Since The Living Wage Foundation was launched in 2001 it has received great political and union support, with the Labour Party considering making it part of their next manifesto, but companies and employers have not been so quick to jump onto the bandwagon, until more recently.

The basic idea is that these are the minimum pay rates needed to let workers lead a decent life. The living wage is now set at £8.80 an hour in London and £7.65 an hour in the rest of the UK. By comparison, the national minimum wage is significantly lower (£6.50)

The Foundation’s main aim to give ‘accreditation’ to companies who pay the Living Wage, a sort of badge of honour, has proved an attractive publicity prospect for some. The Living Wage Foundation said it was aiming to have 1,000 accredited employers by Living Wage Week in November.

Theatre Delicatessen is the first theatre company to become officially accredited as a Living Wage employer. The theatre company’s founder, Jessica Brewster said that they “believe that artists are entitled to a decent standard of living. Just because someone chooses to follow a creative career path doesn’t mean they should sign up to a lifetime of low pay”.

With a lot of the industry based in expensive to live in London, and employees often working long hard hours in the profession, this is undeniably a step forward: but will more companies follow suit?

There are a lot entertainers and performers out there, but Equity (the union for performers and the arts industry) has had little power over wage negotiations due to the amount of unemployed actors who will gladly take work when others squabble over wages. Employers have held the power in an overcrowded industry. This has meant that wages for the majority, excluding more big name stars, has often fallen short of the mark required for a decent standard of life. Theatre Delicatessen’s move is bold, and one many will be hoping will catch on across the industry.

A regularly discussed issue in the industry is the amount of low or unpaid work out there, especially on the fringe. Some even feel they are obliged to take this kind of work sometime to improve future employment prospects. Equity have launched a campaign aimed at enforcing the National Minimum Wage in fringe shows and student films.

And in the summer, BECTU (UK’s media and entertainment union) on behalf of West End backstage workers submitted a pay claim to the Society of London Theatres for the Living Wage to installed as a minimum wage. The issue is upon us, and it is one that must be discussed wisely and most likely at length.

Of course in an age where theatre ticket prices are already on the rise, top West End seats have tripled in price in the last 10 years, many fear that such changes would do nothing to stop the year on year increases, in fact could exaggerate these.

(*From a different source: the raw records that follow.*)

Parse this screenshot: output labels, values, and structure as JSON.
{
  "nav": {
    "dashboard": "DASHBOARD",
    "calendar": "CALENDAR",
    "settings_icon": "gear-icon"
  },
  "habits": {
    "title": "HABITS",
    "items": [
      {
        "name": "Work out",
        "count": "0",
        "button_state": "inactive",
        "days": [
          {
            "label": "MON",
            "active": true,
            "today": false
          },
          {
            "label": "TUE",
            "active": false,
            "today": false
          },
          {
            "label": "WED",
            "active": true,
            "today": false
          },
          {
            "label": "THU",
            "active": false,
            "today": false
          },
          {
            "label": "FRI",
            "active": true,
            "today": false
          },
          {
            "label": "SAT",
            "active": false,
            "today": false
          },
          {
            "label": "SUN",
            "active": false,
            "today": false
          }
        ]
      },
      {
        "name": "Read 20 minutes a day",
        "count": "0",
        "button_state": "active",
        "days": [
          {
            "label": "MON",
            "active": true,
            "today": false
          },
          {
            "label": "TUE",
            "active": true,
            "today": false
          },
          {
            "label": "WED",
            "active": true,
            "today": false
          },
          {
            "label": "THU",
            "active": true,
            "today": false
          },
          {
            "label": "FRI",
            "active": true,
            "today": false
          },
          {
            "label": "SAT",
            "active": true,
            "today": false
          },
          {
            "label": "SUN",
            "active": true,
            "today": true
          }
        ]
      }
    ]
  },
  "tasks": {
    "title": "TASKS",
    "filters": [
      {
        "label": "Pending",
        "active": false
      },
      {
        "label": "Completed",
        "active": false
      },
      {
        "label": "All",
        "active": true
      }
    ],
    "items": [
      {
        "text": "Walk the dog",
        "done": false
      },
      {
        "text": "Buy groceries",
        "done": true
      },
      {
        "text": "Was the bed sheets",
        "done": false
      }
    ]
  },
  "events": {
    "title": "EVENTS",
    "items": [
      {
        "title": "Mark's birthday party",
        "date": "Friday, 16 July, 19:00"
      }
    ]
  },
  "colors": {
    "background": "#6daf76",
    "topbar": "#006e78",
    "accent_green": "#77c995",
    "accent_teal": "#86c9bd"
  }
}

Another concern to be factored into the equation is the fate of the smaller companies, especially in light of funding cuts, who may struggle to survive were the Living Wage ever to be made obligatory. So this is not a cut and dry issue, by any means.

The Living Wage is an idea that should be supported across the board, as it regularly monitors the wage needed to attain a reasonable standard of living. The National Minimum Wage should be a wage that you can sustain yourself upon, so there is no reason we should not as a developed country be pushing towards instating the Living Wage as the national Minimum. And it is only right that arts institutions should comply with this, our artists and performers should not suffer for their choice of career as their work brings joy to so many: however care needs to be taken by the government to ensure that this does not see the destruction of certain organisations that are both culturally and economically beneficial to our country.

There is a lot more discussion to be had on this topic to ensure it is carefully and correctly pushed forwards, maybe it is best to deal with the issue of low or unpaid work first, but surely this is a change that must eventually come about for the better: in society as a whole, not just the arts. It is time that a money-making capitalist society put its workers first, they are the bedrock of civilisation after all.

Image Rights; Dan Brady